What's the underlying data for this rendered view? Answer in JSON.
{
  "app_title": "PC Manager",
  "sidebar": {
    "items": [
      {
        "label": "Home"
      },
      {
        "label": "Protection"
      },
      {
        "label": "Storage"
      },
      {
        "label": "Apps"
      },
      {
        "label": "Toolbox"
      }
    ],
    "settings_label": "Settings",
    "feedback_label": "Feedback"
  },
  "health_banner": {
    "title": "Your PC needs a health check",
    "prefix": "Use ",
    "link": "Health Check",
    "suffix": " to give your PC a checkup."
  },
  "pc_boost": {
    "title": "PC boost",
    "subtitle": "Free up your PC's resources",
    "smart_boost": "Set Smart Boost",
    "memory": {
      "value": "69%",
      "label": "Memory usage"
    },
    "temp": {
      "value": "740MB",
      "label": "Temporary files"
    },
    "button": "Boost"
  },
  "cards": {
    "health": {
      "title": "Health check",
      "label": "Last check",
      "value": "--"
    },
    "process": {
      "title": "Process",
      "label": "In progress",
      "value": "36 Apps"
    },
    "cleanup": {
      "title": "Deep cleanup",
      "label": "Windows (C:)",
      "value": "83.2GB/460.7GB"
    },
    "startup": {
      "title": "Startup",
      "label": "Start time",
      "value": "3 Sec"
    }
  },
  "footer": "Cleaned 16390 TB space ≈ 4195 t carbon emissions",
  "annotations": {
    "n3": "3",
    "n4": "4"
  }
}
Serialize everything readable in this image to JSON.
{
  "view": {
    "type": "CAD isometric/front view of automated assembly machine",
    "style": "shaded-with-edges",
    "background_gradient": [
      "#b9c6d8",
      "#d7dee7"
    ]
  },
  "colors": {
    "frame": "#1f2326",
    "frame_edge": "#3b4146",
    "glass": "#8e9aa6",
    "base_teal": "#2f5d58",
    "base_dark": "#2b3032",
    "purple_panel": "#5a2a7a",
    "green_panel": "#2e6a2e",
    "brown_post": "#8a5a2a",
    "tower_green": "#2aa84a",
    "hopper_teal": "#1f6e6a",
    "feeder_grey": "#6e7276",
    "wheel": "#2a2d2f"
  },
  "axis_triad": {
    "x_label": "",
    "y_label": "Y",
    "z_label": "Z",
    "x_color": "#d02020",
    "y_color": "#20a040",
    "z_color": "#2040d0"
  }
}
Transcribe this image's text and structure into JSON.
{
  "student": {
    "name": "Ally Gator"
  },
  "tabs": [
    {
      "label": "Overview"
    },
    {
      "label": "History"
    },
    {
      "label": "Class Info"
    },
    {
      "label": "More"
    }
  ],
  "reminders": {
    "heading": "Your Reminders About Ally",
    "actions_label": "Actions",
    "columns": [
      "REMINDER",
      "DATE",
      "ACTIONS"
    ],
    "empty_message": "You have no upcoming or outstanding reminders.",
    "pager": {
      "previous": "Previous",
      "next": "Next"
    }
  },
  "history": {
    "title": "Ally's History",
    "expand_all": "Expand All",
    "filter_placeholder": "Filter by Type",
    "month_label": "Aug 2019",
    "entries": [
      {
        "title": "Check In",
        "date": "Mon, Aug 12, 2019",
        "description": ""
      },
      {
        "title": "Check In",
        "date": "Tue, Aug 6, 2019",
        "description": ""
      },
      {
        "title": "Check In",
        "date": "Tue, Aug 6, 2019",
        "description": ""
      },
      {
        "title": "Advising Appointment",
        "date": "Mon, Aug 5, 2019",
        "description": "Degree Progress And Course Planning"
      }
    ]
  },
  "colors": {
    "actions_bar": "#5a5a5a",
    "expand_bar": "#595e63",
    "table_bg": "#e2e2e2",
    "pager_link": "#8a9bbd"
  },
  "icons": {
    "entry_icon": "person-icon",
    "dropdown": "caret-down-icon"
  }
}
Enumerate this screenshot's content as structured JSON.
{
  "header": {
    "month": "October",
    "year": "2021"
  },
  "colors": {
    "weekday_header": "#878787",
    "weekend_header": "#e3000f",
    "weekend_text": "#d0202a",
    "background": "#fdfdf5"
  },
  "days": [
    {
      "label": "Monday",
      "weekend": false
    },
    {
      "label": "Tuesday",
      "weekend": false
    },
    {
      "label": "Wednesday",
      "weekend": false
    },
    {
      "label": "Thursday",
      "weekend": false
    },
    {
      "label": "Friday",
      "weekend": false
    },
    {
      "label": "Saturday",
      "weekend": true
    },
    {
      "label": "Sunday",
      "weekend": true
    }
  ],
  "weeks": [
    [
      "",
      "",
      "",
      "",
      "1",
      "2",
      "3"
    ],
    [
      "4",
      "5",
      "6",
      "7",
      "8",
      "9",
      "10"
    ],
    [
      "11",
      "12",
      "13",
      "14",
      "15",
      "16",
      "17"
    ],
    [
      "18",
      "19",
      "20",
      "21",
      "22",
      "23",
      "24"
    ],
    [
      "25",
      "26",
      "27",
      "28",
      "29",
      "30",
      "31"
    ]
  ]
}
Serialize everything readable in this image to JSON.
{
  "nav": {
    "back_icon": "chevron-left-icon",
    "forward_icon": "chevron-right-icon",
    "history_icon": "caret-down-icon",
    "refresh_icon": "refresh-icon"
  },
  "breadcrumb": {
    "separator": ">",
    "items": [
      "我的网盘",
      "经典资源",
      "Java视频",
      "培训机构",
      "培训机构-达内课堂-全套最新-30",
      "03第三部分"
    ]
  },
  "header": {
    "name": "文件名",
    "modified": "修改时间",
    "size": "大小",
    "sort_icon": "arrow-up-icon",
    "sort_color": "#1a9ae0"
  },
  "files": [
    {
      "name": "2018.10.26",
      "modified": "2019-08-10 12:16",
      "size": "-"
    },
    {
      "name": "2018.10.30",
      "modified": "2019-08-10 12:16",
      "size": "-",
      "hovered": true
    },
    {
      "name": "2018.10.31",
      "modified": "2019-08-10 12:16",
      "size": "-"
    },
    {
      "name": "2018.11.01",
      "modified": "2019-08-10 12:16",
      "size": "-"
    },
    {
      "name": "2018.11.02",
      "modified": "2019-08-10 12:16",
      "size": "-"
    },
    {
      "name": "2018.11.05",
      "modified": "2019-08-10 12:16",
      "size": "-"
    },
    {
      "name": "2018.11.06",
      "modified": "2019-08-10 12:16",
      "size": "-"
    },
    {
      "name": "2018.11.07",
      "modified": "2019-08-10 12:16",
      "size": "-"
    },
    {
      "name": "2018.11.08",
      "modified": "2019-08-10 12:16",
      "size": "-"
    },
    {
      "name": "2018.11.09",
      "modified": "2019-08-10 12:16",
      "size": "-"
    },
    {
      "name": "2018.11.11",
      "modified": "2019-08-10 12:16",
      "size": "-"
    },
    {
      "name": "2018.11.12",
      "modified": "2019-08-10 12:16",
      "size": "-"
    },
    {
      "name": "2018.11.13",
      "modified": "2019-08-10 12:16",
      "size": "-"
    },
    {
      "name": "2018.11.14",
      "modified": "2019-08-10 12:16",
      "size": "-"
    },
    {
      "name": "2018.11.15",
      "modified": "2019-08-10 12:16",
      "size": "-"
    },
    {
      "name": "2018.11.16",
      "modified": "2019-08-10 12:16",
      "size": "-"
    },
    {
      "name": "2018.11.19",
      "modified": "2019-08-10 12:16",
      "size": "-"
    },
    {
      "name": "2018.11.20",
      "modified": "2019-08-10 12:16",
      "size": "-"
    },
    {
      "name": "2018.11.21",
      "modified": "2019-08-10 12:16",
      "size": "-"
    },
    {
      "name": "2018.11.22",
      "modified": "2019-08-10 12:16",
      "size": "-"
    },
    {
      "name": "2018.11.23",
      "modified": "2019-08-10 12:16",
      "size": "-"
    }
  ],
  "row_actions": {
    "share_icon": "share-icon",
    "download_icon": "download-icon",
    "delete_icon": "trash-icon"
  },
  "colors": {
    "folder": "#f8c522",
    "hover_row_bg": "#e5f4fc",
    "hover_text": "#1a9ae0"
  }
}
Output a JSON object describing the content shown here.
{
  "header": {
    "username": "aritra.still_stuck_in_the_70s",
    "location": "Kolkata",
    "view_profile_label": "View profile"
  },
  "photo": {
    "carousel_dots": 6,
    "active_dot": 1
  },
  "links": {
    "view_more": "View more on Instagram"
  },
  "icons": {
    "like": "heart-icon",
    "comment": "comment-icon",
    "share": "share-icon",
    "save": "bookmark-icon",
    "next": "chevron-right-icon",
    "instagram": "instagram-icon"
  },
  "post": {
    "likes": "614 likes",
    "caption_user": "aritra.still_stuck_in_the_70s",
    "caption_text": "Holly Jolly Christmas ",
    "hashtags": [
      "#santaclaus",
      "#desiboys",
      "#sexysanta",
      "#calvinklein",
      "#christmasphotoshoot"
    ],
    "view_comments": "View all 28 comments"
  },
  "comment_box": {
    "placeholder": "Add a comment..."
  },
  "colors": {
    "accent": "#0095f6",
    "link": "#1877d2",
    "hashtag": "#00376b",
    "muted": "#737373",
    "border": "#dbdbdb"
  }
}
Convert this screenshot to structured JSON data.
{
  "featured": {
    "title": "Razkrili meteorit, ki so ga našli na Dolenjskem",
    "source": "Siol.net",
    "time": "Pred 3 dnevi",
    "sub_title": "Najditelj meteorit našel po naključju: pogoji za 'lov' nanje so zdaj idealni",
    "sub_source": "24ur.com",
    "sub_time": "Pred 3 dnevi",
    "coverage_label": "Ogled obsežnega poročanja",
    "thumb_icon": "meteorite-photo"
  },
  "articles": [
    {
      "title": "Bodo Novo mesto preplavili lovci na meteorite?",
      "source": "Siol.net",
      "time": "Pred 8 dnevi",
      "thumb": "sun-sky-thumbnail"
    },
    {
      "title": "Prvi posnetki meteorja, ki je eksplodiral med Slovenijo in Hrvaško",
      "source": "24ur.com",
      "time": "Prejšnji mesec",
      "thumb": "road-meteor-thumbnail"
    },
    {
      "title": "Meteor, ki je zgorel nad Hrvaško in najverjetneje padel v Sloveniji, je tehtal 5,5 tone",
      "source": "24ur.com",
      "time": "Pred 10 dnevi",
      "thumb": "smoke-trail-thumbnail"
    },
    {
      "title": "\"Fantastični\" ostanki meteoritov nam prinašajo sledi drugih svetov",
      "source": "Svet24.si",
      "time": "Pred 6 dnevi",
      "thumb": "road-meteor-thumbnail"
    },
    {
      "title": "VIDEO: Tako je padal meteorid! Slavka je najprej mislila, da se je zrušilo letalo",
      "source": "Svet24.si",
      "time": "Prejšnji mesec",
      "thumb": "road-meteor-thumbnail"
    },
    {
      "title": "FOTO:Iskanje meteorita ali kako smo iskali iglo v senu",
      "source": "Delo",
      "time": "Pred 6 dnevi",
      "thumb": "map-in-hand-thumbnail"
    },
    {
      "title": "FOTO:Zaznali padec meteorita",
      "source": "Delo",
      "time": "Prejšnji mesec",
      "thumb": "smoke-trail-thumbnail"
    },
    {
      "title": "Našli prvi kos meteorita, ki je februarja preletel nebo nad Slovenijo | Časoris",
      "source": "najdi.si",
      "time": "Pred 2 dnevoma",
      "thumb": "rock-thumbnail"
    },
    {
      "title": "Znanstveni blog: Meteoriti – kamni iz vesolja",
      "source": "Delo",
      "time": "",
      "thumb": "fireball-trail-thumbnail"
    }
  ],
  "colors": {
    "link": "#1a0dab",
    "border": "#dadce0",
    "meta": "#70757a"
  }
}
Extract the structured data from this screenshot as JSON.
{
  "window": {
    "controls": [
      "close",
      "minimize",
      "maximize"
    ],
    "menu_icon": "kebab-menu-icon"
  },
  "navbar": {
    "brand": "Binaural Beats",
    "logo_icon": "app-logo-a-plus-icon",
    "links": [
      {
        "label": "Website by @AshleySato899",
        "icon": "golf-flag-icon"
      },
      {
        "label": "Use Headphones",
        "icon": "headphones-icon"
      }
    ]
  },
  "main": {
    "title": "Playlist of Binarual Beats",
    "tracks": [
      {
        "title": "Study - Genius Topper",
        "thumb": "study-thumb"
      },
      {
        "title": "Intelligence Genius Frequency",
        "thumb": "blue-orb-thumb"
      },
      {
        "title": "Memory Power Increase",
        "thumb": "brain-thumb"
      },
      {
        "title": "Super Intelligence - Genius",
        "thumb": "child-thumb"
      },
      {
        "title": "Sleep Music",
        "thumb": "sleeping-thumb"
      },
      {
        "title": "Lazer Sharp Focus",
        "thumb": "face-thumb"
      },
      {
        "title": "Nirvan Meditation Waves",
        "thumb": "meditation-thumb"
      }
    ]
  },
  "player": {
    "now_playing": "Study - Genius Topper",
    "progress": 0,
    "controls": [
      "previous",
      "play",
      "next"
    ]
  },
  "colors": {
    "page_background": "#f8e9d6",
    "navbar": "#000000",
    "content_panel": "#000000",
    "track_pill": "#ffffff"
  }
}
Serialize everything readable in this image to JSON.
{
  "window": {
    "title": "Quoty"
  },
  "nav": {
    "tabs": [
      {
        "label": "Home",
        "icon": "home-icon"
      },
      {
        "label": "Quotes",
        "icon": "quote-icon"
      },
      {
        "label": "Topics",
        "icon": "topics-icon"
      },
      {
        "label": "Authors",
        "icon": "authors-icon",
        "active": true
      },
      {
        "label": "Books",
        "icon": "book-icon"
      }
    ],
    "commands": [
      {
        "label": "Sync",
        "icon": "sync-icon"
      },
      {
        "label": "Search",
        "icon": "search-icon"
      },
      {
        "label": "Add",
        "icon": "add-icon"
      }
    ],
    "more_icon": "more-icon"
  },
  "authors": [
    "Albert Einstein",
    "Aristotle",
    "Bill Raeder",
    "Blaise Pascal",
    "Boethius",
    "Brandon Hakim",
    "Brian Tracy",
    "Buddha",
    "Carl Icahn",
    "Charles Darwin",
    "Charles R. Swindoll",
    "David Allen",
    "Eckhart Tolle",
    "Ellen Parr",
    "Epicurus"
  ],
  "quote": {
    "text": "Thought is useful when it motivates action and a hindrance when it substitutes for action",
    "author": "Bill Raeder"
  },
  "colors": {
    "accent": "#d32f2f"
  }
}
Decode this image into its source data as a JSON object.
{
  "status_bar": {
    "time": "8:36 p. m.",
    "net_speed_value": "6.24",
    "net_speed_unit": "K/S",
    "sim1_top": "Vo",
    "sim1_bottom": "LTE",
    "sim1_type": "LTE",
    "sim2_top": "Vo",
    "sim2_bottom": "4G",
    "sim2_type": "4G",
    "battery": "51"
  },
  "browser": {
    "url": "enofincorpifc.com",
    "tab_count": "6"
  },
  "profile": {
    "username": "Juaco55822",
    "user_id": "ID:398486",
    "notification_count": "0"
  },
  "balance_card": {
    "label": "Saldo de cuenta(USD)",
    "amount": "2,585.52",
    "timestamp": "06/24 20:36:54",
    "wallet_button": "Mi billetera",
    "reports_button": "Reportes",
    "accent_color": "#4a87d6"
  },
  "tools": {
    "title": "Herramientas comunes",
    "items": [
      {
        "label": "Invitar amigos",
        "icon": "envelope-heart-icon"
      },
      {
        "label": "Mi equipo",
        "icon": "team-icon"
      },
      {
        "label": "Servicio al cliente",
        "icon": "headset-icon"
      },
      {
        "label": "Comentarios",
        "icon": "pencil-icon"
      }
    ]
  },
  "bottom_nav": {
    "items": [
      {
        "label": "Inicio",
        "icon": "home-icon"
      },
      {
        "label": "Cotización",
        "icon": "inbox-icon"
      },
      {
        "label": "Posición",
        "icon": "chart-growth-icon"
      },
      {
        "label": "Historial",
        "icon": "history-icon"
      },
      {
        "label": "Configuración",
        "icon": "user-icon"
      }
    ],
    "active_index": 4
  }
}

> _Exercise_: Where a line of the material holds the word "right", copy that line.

> _Response to this task_:
    "forward_icon": "chevron-right-icon",
    "next": "chevron-right-icon",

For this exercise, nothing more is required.